VIENNA (Reuters) - Afghanistan cannot be stable while its economy depends so heavily on the drugs trade, and its allies must step up the fight to combat the industry, U.N. Secretary General Ban Ki-Moon said on Thursday.
Opening a major international conference on ways to combat narcotics production in Afghanistan and smuggling through neighboring states, Ban said the problem undermined efforts to help Afghanistan emerge as a normally functioning economy.
"We cannot speak of sustainable development when opium production is the only viable economic activity in the country," he told delegates of the so-called Paris Pact Ministerial Conference, which first met in 2003.
"We cannot expect stability when 15 percent of Afghanistan's gross domestic product comes from the drugs trade."
The Vienna conference, with participants from more than 50 countries and international organizations including the foreign ministers of Russia and France, was due to adopt a new declaration at the end of a one-day session.
With foreign combat forces, and much of their cash and air power, expected to be gone from the country by the end of 2014, the Afghan government will need more help fighting poppy cultivation, which rose over the last year, experts say.
"Despite continued efforts by the international community and major achievements, the problem of illicit traffic in opiates continues to be of serious concern," the draft Vienna Declaration said.
"Illicit traffic in opiates, including heroin, is a growing problem, generating illicit financial flows, fuelling corruption and organized crime and in some cases funding terrorist activities and insurgency."
The poppy economy in Afghanistan, which provides an income for insurgents in the country blighted by decades of war, has grown significantly in 2011 with soaring prices and expanded cultivation, a U.N. report said late last year.
Land under poppy cultivation climbed 7 percent from 2010 as farmers sought to capitalize on a sharp rise in opium prices caused by an unidentified disease, the report by the U.N. drugs agency and Afghanistan's counter-narcotics ministry said.
Three provinces in the north and east of the country that had been declared "poppy-free" have returned to production, it said. Opium is a thick paste from poppy that is processed into heroin.
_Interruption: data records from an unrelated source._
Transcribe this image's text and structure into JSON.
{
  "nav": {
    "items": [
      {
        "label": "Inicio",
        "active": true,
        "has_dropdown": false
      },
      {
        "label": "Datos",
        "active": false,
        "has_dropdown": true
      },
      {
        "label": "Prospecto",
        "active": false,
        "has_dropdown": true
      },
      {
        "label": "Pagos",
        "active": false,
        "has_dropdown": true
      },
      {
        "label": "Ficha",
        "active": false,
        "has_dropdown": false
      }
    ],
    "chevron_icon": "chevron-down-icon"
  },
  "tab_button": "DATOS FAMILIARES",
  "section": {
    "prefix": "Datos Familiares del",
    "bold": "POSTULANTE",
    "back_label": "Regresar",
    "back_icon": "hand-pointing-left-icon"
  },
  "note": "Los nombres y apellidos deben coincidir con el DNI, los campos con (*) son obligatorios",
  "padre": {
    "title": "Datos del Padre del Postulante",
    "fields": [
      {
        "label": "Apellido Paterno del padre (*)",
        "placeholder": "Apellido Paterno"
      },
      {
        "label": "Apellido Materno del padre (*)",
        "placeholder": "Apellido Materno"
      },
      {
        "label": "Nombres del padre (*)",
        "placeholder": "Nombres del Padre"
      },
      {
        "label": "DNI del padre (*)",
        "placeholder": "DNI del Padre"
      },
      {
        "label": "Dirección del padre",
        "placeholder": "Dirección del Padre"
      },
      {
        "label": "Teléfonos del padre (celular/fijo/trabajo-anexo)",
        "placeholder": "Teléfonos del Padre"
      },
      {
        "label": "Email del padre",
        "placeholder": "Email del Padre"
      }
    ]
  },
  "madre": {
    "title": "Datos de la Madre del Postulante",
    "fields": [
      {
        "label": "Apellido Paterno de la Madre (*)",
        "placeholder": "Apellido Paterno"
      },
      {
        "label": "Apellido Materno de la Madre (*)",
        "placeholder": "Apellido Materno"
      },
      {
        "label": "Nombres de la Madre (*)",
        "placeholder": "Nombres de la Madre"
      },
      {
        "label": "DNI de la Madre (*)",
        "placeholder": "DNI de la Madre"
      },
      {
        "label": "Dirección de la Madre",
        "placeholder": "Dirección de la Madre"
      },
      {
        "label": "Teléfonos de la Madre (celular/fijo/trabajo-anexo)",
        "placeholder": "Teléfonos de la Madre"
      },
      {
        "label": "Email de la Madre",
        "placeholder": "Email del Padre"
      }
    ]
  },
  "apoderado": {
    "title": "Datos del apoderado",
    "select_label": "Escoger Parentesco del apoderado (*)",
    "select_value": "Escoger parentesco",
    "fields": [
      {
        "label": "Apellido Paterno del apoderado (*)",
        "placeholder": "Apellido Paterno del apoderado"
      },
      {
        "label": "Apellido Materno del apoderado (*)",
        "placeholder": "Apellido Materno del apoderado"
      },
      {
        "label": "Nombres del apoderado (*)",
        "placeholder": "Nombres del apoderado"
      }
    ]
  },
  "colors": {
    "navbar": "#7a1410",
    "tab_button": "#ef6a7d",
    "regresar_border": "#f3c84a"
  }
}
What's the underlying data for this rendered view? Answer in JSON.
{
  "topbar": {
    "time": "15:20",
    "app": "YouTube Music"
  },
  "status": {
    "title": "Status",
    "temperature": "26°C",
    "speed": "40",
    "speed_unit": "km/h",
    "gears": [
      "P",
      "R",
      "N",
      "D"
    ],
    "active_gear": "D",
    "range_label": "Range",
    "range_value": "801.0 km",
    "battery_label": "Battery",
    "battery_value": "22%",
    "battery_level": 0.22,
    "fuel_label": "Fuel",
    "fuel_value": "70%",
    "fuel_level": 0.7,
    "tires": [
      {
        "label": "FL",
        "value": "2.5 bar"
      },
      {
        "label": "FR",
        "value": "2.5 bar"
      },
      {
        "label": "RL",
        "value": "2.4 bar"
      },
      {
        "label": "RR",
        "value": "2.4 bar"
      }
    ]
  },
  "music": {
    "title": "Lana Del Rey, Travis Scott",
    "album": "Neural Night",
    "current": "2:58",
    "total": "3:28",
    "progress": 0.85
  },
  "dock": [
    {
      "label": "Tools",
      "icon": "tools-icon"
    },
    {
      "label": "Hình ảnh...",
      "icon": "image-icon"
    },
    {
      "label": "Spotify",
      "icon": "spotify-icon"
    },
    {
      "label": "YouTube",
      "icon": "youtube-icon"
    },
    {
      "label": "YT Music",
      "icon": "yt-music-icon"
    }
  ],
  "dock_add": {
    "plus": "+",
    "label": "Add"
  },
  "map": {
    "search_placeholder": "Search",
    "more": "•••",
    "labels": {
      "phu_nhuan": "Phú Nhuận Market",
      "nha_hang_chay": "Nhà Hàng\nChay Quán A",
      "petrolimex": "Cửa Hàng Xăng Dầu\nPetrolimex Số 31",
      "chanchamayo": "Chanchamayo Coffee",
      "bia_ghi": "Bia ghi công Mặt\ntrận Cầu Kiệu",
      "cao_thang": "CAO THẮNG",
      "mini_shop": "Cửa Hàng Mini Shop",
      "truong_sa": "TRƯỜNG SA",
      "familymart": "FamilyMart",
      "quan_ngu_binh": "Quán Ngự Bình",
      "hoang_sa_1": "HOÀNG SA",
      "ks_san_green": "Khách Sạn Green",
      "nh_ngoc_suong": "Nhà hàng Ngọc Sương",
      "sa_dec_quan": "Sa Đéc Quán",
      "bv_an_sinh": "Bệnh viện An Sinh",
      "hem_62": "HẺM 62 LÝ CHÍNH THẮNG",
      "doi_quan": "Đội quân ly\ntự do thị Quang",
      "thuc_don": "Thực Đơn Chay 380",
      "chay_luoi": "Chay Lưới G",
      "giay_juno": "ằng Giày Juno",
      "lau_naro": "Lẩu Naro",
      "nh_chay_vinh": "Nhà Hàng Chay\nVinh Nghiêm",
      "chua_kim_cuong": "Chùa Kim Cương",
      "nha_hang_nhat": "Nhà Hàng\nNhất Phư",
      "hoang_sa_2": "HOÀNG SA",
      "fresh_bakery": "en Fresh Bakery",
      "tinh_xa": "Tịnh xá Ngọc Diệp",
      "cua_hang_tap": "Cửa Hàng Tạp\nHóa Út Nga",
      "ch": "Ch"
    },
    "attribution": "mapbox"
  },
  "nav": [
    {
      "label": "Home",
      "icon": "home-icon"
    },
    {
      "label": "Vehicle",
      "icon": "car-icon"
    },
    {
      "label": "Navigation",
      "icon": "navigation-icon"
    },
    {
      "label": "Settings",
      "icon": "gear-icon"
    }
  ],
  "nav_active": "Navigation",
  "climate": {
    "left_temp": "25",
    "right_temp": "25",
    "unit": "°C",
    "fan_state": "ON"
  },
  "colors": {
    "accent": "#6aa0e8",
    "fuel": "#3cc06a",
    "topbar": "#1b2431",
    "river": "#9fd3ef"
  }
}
Ban said export earnings from Afghan opiates may be worth as much as $2.4 billion.
"Above all, the Afghan government must prioritize the issue of narcotics," he said, according to a copy of his speech.
An initiative in Helmand province - a carrot-and-stick approach to stopping poppy growing which involved giving out food seeds and fertilizer - was a good example of government efforts, but more can be done.
"Law enforcement agencies must work harder on eradicating crops, eliminating laboratories, keeping precursors from entering the country and inhibiting drug trafficking."
(Reporting by Fredrik Dahl and Michael Shields; editing by Rosalind Russell)